- PEINTINGER, M. & S. SCHUSTER. 2005. Varänderungen der Erstan-künfte bei häufigen Zugvogelarten in Südwestdentschland. Vogelwarte 43 (2): 161-169.
- SERGIO, E. 2003. Relationship between laying dates of Black Kites Milvus migrans and spring temperatures in Italy: rapid response to climate change? Journal of Avian Biology 34 (2): 144-149. doi: 10.1034/j.1600-048X.2003.03104.x.
- SILLET, T.S.; R.T. HOLME & T.W. SHERRY. 2000. Impacts of a global climate cycle on population dynamics of a migratory songbird. Science 288: 2040-2042. doi: 10.1126/science.288.5473.2040.
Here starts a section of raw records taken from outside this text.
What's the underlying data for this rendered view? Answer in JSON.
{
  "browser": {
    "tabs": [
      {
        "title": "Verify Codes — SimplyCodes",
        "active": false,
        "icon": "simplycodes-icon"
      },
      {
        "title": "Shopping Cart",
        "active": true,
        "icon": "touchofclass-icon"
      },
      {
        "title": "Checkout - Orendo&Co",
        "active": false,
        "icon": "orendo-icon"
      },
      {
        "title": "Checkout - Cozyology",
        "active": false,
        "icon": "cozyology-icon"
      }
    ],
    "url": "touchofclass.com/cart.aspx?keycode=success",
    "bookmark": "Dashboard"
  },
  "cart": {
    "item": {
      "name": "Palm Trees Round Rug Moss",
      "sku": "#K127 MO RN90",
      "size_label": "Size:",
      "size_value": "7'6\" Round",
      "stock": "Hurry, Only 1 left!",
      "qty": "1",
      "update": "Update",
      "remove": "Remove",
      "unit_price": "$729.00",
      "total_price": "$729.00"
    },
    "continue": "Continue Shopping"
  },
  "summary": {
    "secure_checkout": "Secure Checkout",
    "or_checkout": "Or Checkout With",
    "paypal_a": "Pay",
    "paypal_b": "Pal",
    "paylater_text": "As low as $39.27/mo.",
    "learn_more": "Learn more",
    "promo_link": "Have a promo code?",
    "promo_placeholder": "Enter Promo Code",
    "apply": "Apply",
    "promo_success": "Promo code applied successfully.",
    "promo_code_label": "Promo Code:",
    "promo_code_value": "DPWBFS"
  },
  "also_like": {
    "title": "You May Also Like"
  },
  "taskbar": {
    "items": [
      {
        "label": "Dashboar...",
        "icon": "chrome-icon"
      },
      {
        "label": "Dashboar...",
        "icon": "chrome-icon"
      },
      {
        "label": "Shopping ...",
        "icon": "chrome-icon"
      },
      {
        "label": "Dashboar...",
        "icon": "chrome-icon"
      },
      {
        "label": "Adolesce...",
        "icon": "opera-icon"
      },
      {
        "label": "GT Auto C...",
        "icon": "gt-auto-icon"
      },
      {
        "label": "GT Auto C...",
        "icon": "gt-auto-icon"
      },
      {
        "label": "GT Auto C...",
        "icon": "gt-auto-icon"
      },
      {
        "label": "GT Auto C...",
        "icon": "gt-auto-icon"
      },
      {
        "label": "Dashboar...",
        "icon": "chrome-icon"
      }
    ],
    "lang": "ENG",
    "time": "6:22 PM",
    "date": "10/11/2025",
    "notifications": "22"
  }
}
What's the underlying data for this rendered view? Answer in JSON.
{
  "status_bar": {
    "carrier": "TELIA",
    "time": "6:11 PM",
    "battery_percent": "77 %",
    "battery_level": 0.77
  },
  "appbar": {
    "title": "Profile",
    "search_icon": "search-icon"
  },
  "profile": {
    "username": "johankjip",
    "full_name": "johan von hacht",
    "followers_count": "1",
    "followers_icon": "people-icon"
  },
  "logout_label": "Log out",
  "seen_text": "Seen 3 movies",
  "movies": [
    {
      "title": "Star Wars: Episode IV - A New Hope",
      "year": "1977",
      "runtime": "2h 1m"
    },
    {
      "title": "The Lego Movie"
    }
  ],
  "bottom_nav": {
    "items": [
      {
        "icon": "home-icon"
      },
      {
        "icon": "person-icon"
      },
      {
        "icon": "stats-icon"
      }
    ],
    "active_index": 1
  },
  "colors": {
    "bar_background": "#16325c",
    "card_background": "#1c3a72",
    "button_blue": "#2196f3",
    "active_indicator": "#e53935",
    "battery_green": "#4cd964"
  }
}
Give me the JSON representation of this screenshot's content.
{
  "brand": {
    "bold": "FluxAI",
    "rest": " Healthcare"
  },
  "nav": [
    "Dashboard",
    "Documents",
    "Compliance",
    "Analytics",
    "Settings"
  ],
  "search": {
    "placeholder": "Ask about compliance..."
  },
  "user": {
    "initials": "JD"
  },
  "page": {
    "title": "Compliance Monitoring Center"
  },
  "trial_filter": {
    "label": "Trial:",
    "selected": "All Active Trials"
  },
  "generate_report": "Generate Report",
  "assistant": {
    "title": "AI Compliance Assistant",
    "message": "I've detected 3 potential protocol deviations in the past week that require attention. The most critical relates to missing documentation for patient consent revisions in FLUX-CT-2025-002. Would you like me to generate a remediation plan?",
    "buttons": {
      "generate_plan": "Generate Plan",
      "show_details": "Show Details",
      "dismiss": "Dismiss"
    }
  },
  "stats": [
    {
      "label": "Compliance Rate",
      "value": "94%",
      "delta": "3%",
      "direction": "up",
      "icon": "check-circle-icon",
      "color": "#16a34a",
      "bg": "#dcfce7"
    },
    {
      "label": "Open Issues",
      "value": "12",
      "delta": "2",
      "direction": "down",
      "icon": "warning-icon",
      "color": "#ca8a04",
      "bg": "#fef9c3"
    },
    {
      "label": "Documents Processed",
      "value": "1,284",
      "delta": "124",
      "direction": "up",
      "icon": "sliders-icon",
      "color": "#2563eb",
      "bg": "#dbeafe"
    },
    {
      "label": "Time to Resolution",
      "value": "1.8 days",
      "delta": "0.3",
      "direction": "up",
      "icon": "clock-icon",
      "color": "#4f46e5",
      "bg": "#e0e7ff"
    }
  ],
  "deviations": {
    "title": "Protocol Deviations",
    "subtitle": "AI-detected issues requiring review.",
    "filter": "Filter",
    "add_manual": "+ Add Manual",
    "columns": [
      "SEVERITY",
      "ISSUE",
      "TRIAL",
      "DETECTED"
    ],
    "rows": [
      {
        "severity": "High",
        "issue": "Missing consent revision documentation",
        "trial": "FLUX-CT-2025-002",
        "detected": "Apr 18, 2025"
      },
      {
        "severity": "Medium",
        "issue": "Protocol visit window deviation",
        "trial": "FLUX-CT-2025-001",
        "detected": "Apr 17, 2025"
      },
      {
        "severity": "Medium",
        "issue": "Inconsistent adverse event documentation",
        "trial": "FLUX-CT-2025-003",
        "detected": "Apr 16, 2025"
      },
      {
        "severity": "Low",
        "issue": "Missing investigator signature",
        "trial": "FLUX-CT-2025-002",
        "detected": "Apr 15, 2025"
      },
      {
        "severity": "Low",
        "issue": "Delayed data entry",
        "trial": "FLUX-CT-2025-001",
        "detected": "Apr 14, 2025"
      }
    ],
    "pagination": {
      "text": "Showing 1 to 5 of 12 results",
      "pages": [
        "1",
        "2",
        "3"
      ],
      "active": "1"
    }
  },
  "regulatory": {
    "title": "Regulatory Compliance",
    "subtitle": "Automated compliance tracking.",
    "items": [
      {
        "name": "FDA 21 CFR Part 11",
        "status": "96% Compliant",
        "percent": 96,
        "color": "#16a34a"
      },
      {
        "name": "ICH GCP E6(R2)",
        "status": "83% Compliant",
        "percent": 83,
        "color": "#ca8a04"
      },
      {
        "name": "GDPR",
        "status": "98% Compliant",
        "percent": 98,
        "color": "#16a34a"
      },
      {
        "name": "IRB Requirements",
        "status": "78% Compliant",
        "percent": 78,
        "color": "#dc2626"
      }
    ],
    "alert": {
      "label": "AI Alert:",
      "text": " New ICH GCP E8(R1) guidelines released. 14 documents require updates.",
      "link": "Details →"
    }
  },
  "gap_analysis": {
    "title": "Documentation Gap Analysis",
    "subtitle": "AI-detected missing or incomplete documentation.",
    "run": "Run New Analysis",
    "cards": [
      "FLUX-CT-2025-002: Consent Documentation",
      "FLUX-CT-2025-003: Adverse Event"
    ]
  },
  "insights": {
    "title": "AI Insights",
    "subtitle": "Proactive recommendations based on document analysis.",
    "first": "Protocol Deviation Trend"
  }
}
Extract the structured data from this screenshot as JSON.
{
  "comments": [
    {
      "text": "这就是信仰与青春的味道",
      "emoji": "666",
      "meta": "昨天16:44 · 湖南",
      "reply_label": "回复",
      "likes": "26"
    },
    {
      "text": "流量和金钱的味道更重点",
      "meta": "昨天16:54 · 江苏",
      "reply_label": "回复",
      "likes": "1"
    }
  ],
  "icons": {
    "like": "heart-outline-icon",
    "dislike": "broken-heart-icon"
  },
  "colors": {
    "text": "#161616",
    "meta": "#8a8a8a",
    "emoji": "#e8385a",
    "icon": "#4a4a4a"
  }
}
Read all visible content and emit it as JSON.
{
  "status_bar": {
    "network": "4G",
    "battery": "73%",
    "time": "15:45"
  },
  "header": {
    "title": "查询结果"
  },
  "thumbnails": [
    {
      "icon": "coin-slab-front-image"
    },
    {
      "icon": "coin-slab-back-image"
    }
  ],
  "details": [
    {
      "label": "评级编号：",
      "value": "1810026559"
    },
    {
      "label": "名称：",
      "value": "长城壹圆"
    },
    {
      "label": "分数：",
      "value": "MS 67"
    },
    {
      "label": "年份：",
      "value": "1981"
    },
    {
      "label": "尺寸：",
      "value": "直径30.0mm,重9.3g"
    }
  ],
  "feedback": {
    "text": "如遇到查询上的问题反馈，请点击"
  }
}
- SOKOLOV, L.V.; M.Y. MARKOVETS; A.P. SHAPOVAL & Y.G. MOROZOV. 1998. Long-term trends in the timing of spring migration of passerines on the Courish spit of the Baltic sea. Avian Ecology and Behaviour 1 (1): 1-21.
- THOMAS, C.D. & J.J. LENNON. 1999. Birds extend their ranges northwards. Nature 399: 213. doi: 10.1038/20335.
- TRYJANOVSKI, P.; S. KUZNIAK & T. SPARKS. 2002. Earlier arrival of some farmland migrants in western Poland. Ibis 144 (1): 62-68. doi: 10.1046/j.0019-1019.2001.00022.x.
- ZALAKEVICIUS, M.; G. BARTKEVICIEN; L. RAUDONIKIS & J. JANUALITIS. 2006. Spring arrival response to climate change in birds: a case study from eastern Europe. Journal of Ornithology 147 (2): 326-343. doi: 10.1007/s10336-005-0016-6.
Publication in this collection
21 Mar 2011
Date of issue
05 Feb 2010
26 Nov 2010